The Seventh Sunday of Pascha, the Sunday between Ascension and Pentecost, commemorates the Fathers of the First Ecumenical Council which was held in Nicaea in the year 325. If we attend to the hymns of this feast we will notice that the hymns state very clearly that we honor these Fathers because they fought heresy by teaching and upholding the dogmas of the Church.
These two terms – heresy and dogma – have fallen on hard times. In the religious and cultural climate of our day they are not only unfashionable, they are considered downright offensive. They are perceived as hard and inflexible terms, whereas our culture prefers its religion soft and pliable. (One indication of this is the fact that so many now insist that they are “spiritual, NOT religious.”) Many people would rather have a god of their own devising that makes them feel good about themselves than a God who reveals Himself in order to make us good. In such a climate the terms “heresy” and “dogma” can only be perceived negatively.
Orthodox Christians, however, desire to know the living God, not an idol of our own making. It is our firm belief that real life – eternal and abundant life – comes from knowing the living God and not from a self-deluding fantasy. And this is why “heresy” and “dogma” are terms that have not gone out of style in the Orthodox Church.
A dogma of the Church is a witness to the Church’s experience of God in Christ. It is a way of stating in words what the saints know to be true about God from their experience of God. For example, one who has truly known God in Christ knows that Christ is not only a prophet, or one witness to God among many, but rather the very Son of God who alone makes God – His Father – fully and truly known and unites us to Him. He cannot, then, be a created being, because if He was created He could not really unite us to God, but only tell us about Him. If Christ unites us to God and makes us communicants in divine life then Christ must be divine.

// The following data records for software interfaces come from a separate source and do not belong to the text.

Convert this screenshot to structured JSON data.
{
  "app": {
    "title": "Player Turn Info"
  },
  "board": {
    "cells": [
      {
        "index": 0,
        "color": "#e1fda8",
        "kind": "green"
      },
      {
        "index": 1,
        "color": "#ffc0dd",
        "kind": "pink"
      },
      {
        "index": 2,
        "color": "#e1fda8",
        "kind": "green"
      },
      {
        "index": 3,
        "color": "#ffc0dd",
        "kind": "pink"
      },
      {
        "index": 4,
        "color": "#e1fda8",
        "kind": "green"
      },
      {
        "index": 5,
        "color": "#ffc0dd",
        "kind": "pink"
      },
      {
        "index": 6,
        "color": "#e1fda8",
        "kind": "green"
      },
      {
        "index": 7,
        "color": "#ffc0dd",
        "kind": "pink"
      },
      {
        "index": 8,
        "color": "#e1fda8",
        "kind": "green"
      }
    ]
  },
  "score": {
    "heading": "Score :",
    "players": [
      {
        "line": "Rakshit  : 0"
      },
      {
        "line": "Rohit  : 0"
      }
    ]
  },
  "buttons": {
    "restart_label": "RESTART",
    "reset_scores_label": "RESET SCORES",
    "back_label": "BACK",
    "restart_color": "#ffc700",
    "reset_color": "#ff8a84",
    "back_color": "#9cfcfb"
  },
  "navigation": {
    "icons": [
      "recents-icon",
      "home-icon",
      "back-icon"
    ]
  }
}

Now, if we were all saints we would know this in our own experience. But because we are not all saints, but rather on the way to becoming saints, the Church articulates the experience of God in dogmatic terms – or dogmas – as sign-posts to guide us on the path. The dogmas are not yet the experience of God, but they are the pointers to the experience.
And heresy, then? A heresy is, simply stated, a wrong turn; a dead end. It is a way that leads not to life but to spiritual death.
Let us not be ashamed, then, brothers and sisters, to use the terms “dogma” and “heresy”. They are an essential part of our heritage, our Tradition, as Orthodox Christians. But let us also recognize that our aim must not simply be to know the dogmas of the Church and to recognize heresy, but to become those for whom the dogmas of the Church have become our own experience in Christ.
With love in Christ,